All lines in the data that hold the word "ratings" need copying.

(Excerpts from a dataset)

....

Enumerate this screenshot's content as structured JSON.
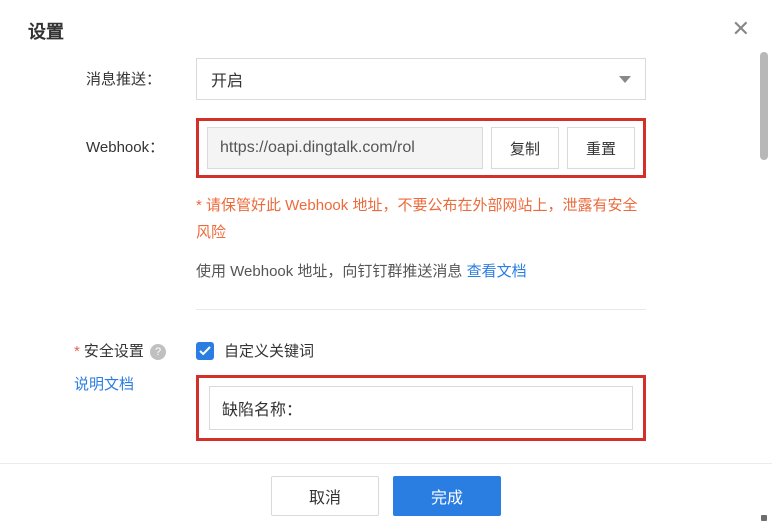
{
  "header": {
    "title": "设置"
  },
  "push": {
    "label": "消息推送：",
    "value": "开启"
  },
  "webhook": {
    "label": "Webhook：",
    "url": "https://oapi.dingtalk.com/rol",
    "copy_label": "复制",
    "reset_label": "重置",
    "warning": "* 请保管好此 Webhook 地址，不要公布在外部网站上，泄露有安全风险",
    "help_prefix": "使用 Webhook 地址，向钉钉群推送消息 ",
    "doc_link": "查看文档"
  },
  "security": {
    "label": "安全设置",
    "spec_doc": "说明文档",
    "keyword_check_label": "自定义关键词",
    "keyword_value": "缺陷名称："
  },
  "footer": {
    "cancel": "取消",
    "confirm": "完成"
  },
  "icons": {
    "close": "✕",
    "help": "?"
  }
}
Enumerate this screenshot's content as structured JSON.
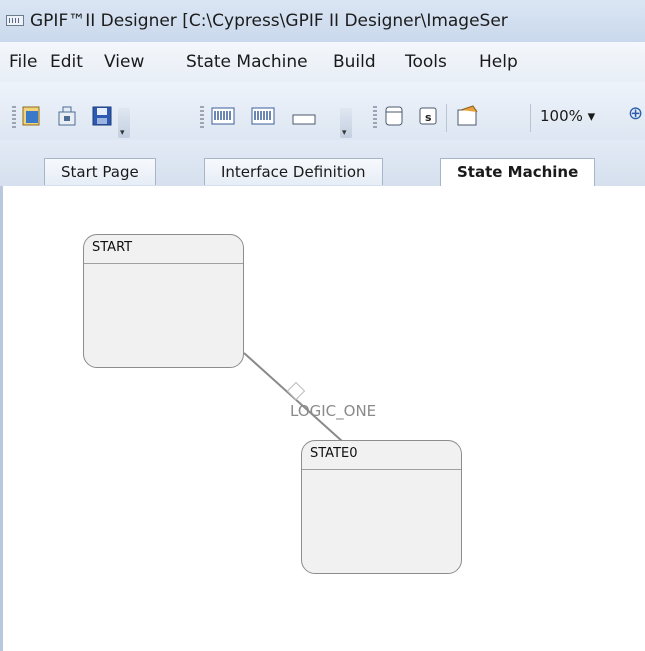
{
  "window": {
    "title": "GPIF™II Designer [C:\\Cypress\\GPIF II Designer\\ImageSer"
  },
  "menu": {
    "items": [
      "File",
      "Edit",
      "View",
      "State Machine",
      "Build",
      "Tools",
      "Help"
    ]
  },
  "toolbar": {
    "zoom_value": "100%",
    "icons": [
      "new-project-icon",
      "open-project-icon",
      "save-icon",
      "bus-width-icon",
      "bus-config-icon",
      "signal-icon",
      "state-icon",
      "state-s-icon",
      "notepad-icon",
      "zoom-in-icon"
    ]
  },
  "tabs": [
    {
      "label": "Start Page",
      "active": false
    },
    {
      "label": "Interface Definition",
      "active": false
    },
    {
      "label": "State Machine",
      "active": true
    }
  ],
  "canvas": {
    "states": [
      {
        "name": "START"
      },
      {
        "name": "STATE0"
      }
    ],
    "transitions": [
      {
        "from": "START",
        "to": "STATE0",
        "label": "LOGIC_ONE"
      }
    ]
  },
  "colors": {
    "title_bar": "#c9d8ec",
    "state_border": "#8d8d8d",
    "state_fill": "#f1f1f1",
    "transition_line": "#8a8a8a"
  }
}
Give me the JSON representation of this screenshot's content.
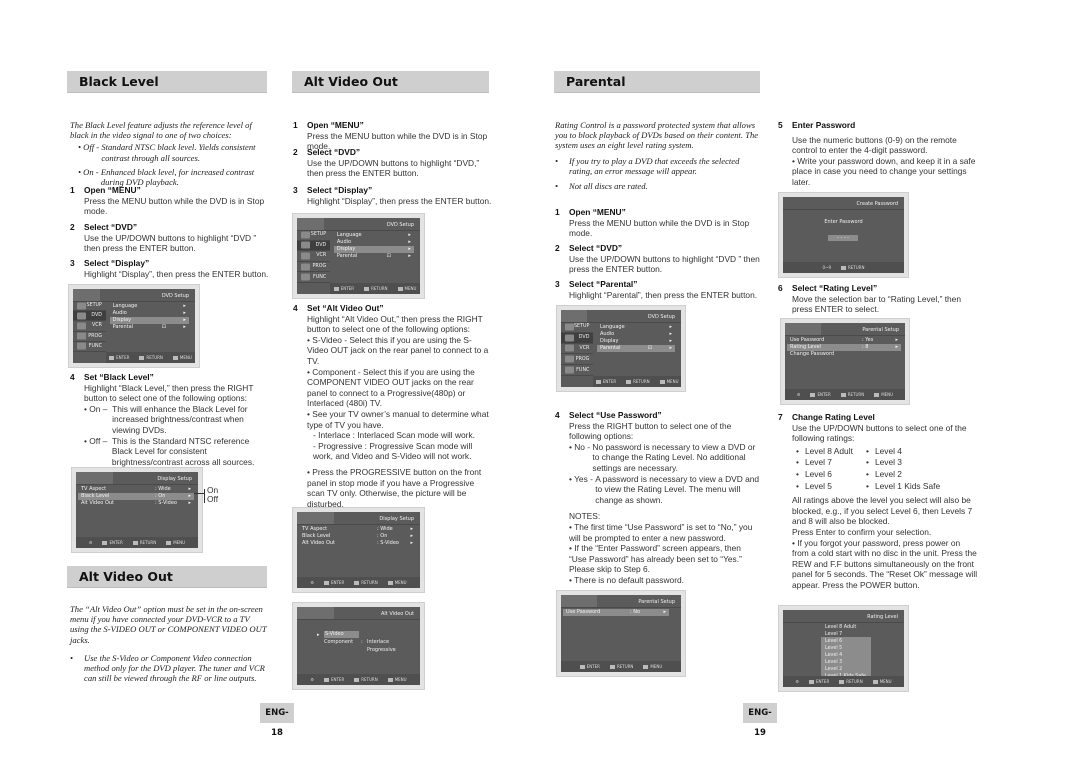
{
  "black_level": {
    "header": "Black Level",
    "intro": "The Black Level feature adjusts the reference level of black in the video signal to one of two choices:",
    "choices": [
      {
        "key": "• Off - ",
        "text": "Standard NTSC black level. Yields consistent contrast through all sources."
      },
      {
        "key": "• On - ",
        "text": "Enhanced black level, for increased contrast during DVD playback."
      }
    ],
    "steps": [
      {
        "num": "1",
        "title": "Open “MENU”",
        "body": "Press the MENU button while the DVD is in Stop mode."
      },
      {
        "num": "2",
        "title": "Select “DVD”",
        "body": "Use the UP/DOWN buttons to highlight “DVD ” then press the ENTER button."
      },
      {
        "num": "3",
        "title": "Select “Display”",
        "body": "Highlight “Display”, then press the ENTER button."
      },
      {
        "num": "4",
        "title": "Set “Black Level”",
        "body": "Highlight “Black Level,” then press the RIGHT button to select one of the following options:",
        "options": [
          {
            "key": "• On –  ",
            "text": "This will enhance the Black Level for increased brightness/contrast when viewing DVDs."
          },
          {
            "key": "• Off –  ",
            "text": "This is the Standard NTSC reference Black Level for consistent brightness/contrast across all sources."
          }
        ]
      }
    ],
    "callout": {
      "on": "On",
      "off": "Off"
    }
  },
  "alt_video_left": {
    "header": "Alt Video Out",
    "intro": "The “Alt  Video Out” option must be set in the on-screen menu if you have connected your DVD-VCR to a TV using the S-VIDEO OUT or COMPONENT VIDEO OUT jacks.",
    "bullet": "Use the S-Video or Component Video connection method only for the DVD player. The tuner and VCR can still be viewed through the RF or line outputs."
  },
  "alt_video": {
    "header": "Alt Video Out",
    "steps": [
      {
        "num": "1",
        "title": "Open “MENU”",
        "body": "Press the MENU button while the DVD is in Stop mode."
      },
      {
        "num": "2",
        "title": "Select “DVD”",
        "body": "Use the UP/DOWN buttons to highlight “DVD,” then press the ENTER button."
      },
      {
        "num": "3",
        "title": "Select “Display”",
        "body": "Highlight “Display”, then press the ENTER button."
      },
      {
        "num": "4",
        "title": "Set “Alt Video Out”",
        "body": "Highlight “Alt Video Out,” then press the RIGHT button to select one of the following options:",
        "bullets": [
          "• S-Video - Select this if you are using the S-Video OUT jack on the rear panel to connect to a TV.",
          "• Component - Select this if you are using the COMPONENT VIDEO OUT jacks on the rear panel to connect to a Progressive(480p) or Interlaced (480i) TV.",
          "• See your TV owner’s manual to determine what type of TV you have.",
          "- Interlace : Interlaced Scan mode will work.",
          "- Progressive : Progressive Scan mode will work, and Video and S-Video will not work.",
          "• Press the PROGRESSIVE button on the front panel in stop mode if you have a Progressive scan TV only. Otherwise, the picture will be disturbed."
        ]
      }
    ]
  },
  "parental": {
    "header": "Parental",
    "intro": "Rating Control is a password protected system that allows you to block playback of DVDs based on their content. The system uses an eight level rating system.",
    "bullets": [
      "If you try to play a DVD that exceeds the selected rating, an error message will appear.",
      "Not all discs are rated."
    ],
    "steps": [
      {
        "num": "1",
        "title": "Open “MENU”",
        "body": "Press the MENU button while the DVD is in Stop mode."
      },
      {
        "num": "2",
        "title": "Select “DVD”",
        "body": "Use the UP/DOWN buttons to highlight “DVD ” then press the ENTER button."
      },
      {
        "num": "3",
        "title": "Select “Parental”",
        "body": "Highlight “Parental”, then press the ENTER button."
      },
      {
        "num": "4",
        "title": "Select “Use Password”",
        "body": "Press the RIGHT button to select one of the following options:",
        "options": [
          {
            "key": "• No - ",
            "text": "No password is necessary to view a DVD or to change the  Rating Level. No additional settings are necessary."
          },
          {
            "key": "• Yes - ",
            "text": "A password is necessary to view a DVD and to view the Rating Level. The menu will change as shown."
          }
        ],
        "notes_title": "NOTES:",
        "notes": [
          "• The first time “Use Password” is set to “No,” you will be prompted to enter a new password.",
          "• If the “Enter Password” screen appears, then “Use Password” has already been set to “Yes.” Please skip to Step 6.",
          "• There is no default password."
        ]
      },
      {
        "num": "5",
        "title": "Enter Password",
        "body": "Use the numeric buttons (0-9) on the remote control to enter the 4-digit password.",
        "bullets": [
          "• Write your password down, and keep it in a safe place in case you need to change your settings later."
        ]
      },
      {
        "num": "6",
        "title": "Select “Rating Level”",
        "body": "Move the selection bar to “Rating Level,” then press ENTER to select."
      },
      {
        "num": "7",
        "title": "Change Rating Level",
        "body": "Use the UP/DOWN buttons to select one of the following ratings:",
        "ratings": [
          "Level 8 Adult",
          "Level 4",
          "Level 7",
          "Level 3",
          "Level 6",
          "Level 2",
          "Level 5",
          "Level 1 Kids Safe"
        ],
        "after": "All ratings above the level you select will also be blocked, e.g., if you select Level 6, then Levels 7 and 8 will also be blocked.",
        "confirm": "Press Enter to confirm your selection.",
        "bullets": [
          "• If you forgot your password, press power on from a cold start with no disc in the unit. Press the REW and F.F buttons simultaneously on the front panel for 5 seconds. The “Reset Ok” message will appear. Press the POWER button."
        ]
      }
    ]
  },
  "screens": {
    "footer": {
      "enter": "ENTER",
      "return": "RETURN",
      "menu": "MENU",
      "digits": "0~9"
    },
    "dvd_setup": {
      "title": "DVD Setup",
      "side": [
        "SETUP",
        "DVD",
        "VCR",
        "PROG",
        "FUNC"
      ],
      "items": [
        "Language",
        "Audio",
        "Display",
        "Parental"
      ]
    },
    "display_setup": {
      "title": "Display Setup",
      "rows": [
        {
          "label": "TV Aspect",
          "value": ": Wide"
        },
        {
          "label": "Black Level",
          "value": ": On"
        },
        {
          "label": "Alt Video Out",
          "value": ": S-Video"
        }
      ]
    },
    "alt_video_out": {
      "title": "Alt Video Out",
      "svideo": "S-Video",
      "component": "Component",
      "colon": ":",
      "interlace": "Interlace",
      "progressive": "Progressive"
    },
    "parental_setup_no": {
      "title": "Parental Setup",
      "label": "Use Password",
      "value": ": No"
    },
    "create_password": {
      "title": "Create Password",
      "prompt": "Enter Password",
      "mask": "- - - -"
    },
    "parental_setup_yes": {
      "title": "Parental Setup",
      "rows": [
        {
          "label": "Use Password",
          "value": ": Yes"
        },
        {
          "label": "Rating Level",
          "value": ": 8"
        },
        {
          "label": "Change Password",
          "value": ""
        }
      ]
    },
    "rating_level": {
      "title": "Rating Level",
      "levels": [
        "Level  8  Adult",
        "Level  7",
        "Level  6",
        "Level  5",
        "Level  4",
        "Level  3",
        "Level  2",
        "Level  1 Kids Safe"
      ]
    }
  },
  "page_numbers": {
    "left": "ENG-18",
    "right": "ENG-19"
  }
}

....

[Result]
        "body": "Use the UP/DOWN buttons to select one of the following ratings:",
        "ratings": [
        "after": "All ratings above the level you select will also be blocked, e.g., if you select Level 6, then Levels 7 and 8 will also be blocked.",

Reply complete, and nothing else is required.